Are New York’s subways safer, its homeless population less dangerous, than is generally believed? Than Tarannum and, perhaps, Daniel Penny seemed to think? The Times pointed out in February that the rate of violent felonies on the subway system was twice as high in 2022 as it had been in 2019. The system saw ten people murdered in 2022, compared with an average of two per year from 2015 through 2019. On the other hand, the Times pointed out that even after this increase, there were 1.2 violent crimes for every 1 million subway rides, which works out to about the likelihood of being injured during a two-mile automobile trip. Readers deliberating how much reassurance to derive from such statistics may reflect on the Times’s utter lack of such restraint and sobriety following the death of George Floyd in 2020, when the paper made no attempt to caution against sweeping generalizations based on the anomalous death of an unarmed black man in police custody.
As for the danger posed by the homeless, Bouie says that although “homeless people have committed acts of violence,” they are “far more likely” to be its victims rather than its perpetrators. This formulation is consistent with a subset of the homeless population committing violent acts against other homeless people. In one 2019 tragedy, for example, one homeless man beat four others to death as they slept on the streets of Chinatown. One of the reasons many homeless people decline to stay in shelters in favor of living on the streets is to avoid exposure to violence committed by some of the other people who end up in the shelters.

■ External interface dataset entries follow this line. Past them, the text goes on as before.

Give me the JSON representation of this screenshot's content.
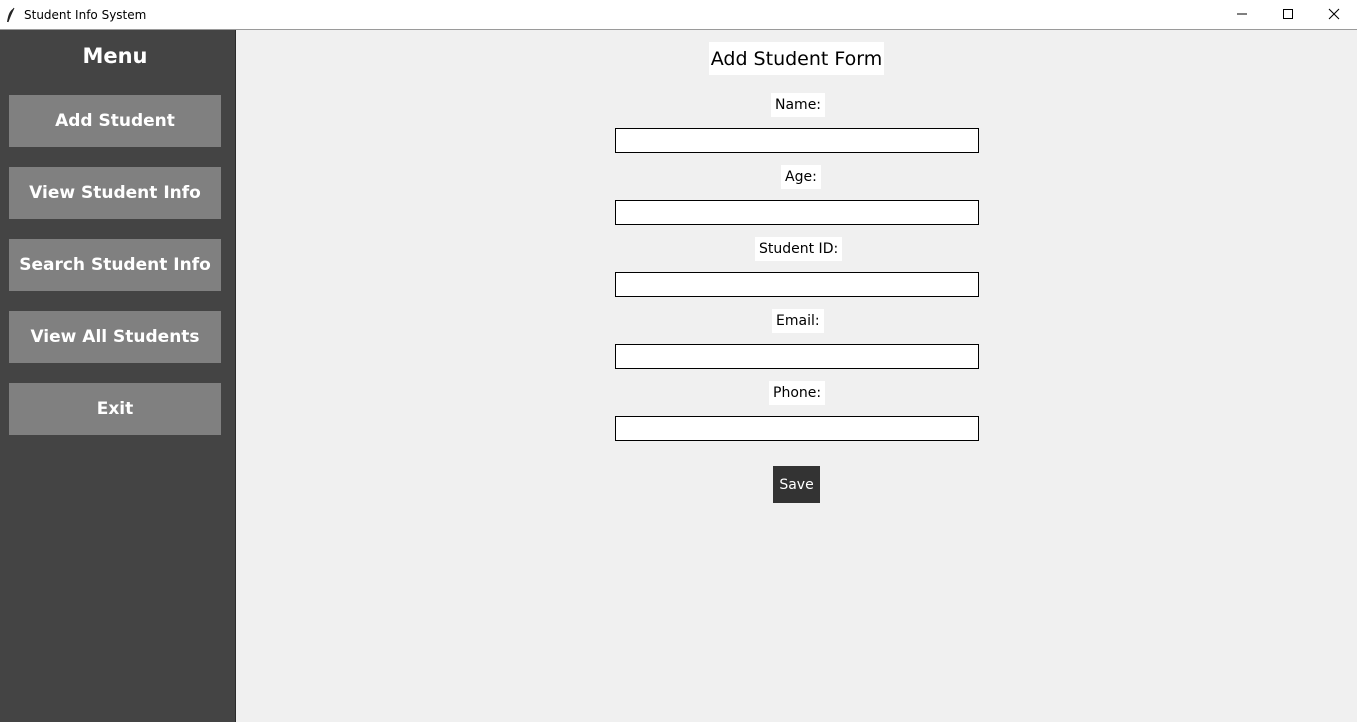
{
  "window": {
    "title": "Student Info System",
    "icon": "feather-icon",
    "controls": [
      "minimize-icon",
      "maximize-icon",
      "close-icon"
    ]
  },
  "sidebar": {
    "title": "Menu",
    "items": [
      {
        "label": "Add Student"
      },
      {
        "label": "View Student Info"
      },
      {
        "label": "Search Student Info"
      },
      {
        "label": "View All Students"
      },
      {
        "label": "Exit"
      }
    ]
  },
  "form": {
    "title": "Add Student Form",
    "fields": [
      {
        "label": "Name:",
        "value": ""
      },
      {
        "label": "Age:",
        "value": ""
      },
      {
        "label": "Student ID:",
        "value": ""
      },
      {
        "label": "Email:",
        "value": ""
      },
      {
        "label": "Phone:",
        "value": ""
      }
    ],
    "save_label": "Save"
  },
  "colors": {
    "sidebar_bg": "#444444",
    "menu_button_bg": "#808080",
    "main_bg": "#f0f0f0",
    "save_button_bg": "#333333"
  }
}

It’s crucial then, for homeless New Yorkers and New Yorkers in general to differentiate homeless people who pose a danger from ones who do not. Given the difficulty of making this assessment correctly, and the grave dangers that can result from getting it wrong, Bouie’s assurances—after the fact and removed from the scene—that Jordan Neely was “not poised to attack anyone” and therefore constituted no “imminent danger,” come off as epistemologically arrogant. In a world where homeless people on the subway who act erratic and hostile while screaming about how they are ready to die were always scrupulous about giving clear, ample warning before they commit a violent act, Bouie’s conclusions might deserve respect.
Items of Interest
is like failure. It
starts to sing at 5:30
in the morning. I
have been awake all
night, not writing, and I stop
to harken to it.